My daughter, Marlee Mazor, at West Boca High. Her best friend was shot at Stoneman Douglas, she will recover. Leading a chant of “We Want Change!” at her high school before a walk out! They walked 12 miles to Douglas! #douglasstrong #neveragain #WeWantChange #msdstrong #enough! pic.twitter.com/To543n454r
— Bonnie Mazor (@bmazor) February 21, 2018

WATCH: Students from Florida’s West Boca High School have walked out of their classes, heading towards Marjory Stoneman Douglas High School, as part of a call-to-action by students in the area after the mass shooting last week that killed 17 people https://t.co/JoGj3r547e pic.twitter.com/yqeNwj9PVM
— CBS News (@CBSNews) February 20, 2018

The demonstrations spread throughout the country, from Bakersfield, Calif., to Toms River, N.J., to Iowa City, Iowa, where more than 200 students left class to decry gun violence in front of the Old Capitol building. One rattled off the names of the deceased from the Parkland shooting. “We’re going to save not only our generation, Generation Z, but the generations after us,” Amanda Parsons, a student at West High School, told the Iowa Press Citizen. “We’re going to make the world a better place.”

Students in Iowa City, Iowa stage a walkout in protest against gun violence. “Not all of us can vote…not all of us do have that say, but we will eventually” #NeverAgain #BanMachineGuns pic.twitter.com/s6sFh97brj
— Scott Dworkin (@funder) February 21, 2018

“The NRA has got to go” pic.twitter.com/2mZZirwGUL
— Aimee Breaux (@aimee_breaux) February 19, 2018

Students are now rolling up to the old Cap pic.twitter.com/VHTUchudXS
— Aimee Breaux (@aimee_breaux) February 19, 2018

More walkouts are expected throughout the day, weeks before the first national walkout is planned for March 14. A second major march, known as March for Our Lives, is expected to take place in Washington, DC on March 24. In Chicago, students at several high schools said they planned to file out of school today to rally. “Our goal is not to stop students from walking out,” said Nathaniel Rouse, principal at Oak Park and River Forest High School, told faculty and staff. “They have a right to peacefully protest.

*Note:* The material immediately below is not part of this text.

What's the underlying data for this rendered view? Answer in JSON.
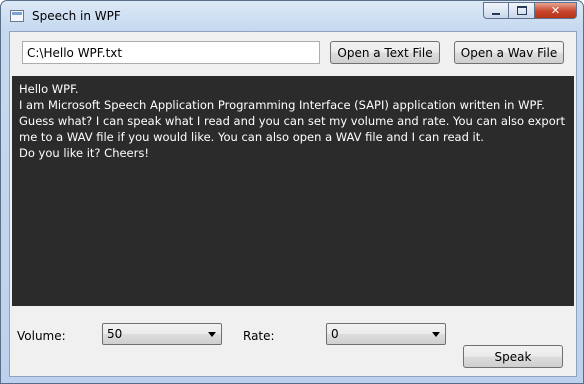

Our goal is to ensure they are kept safe in the process.” Meanwhile, the head of Texas school district told parents in a letter that kids who decided to protest in the wake of the Florida shooting would face a three-day suspension, the Houston Chronicle reported. “Life is all about choices and every choice has a consequence whether it be positive or negative,” Curtis Rhodes, superintendent of the Needville Independent School District, wrote. “We will discipline no matter if it is one, 50, or 500 students involved.”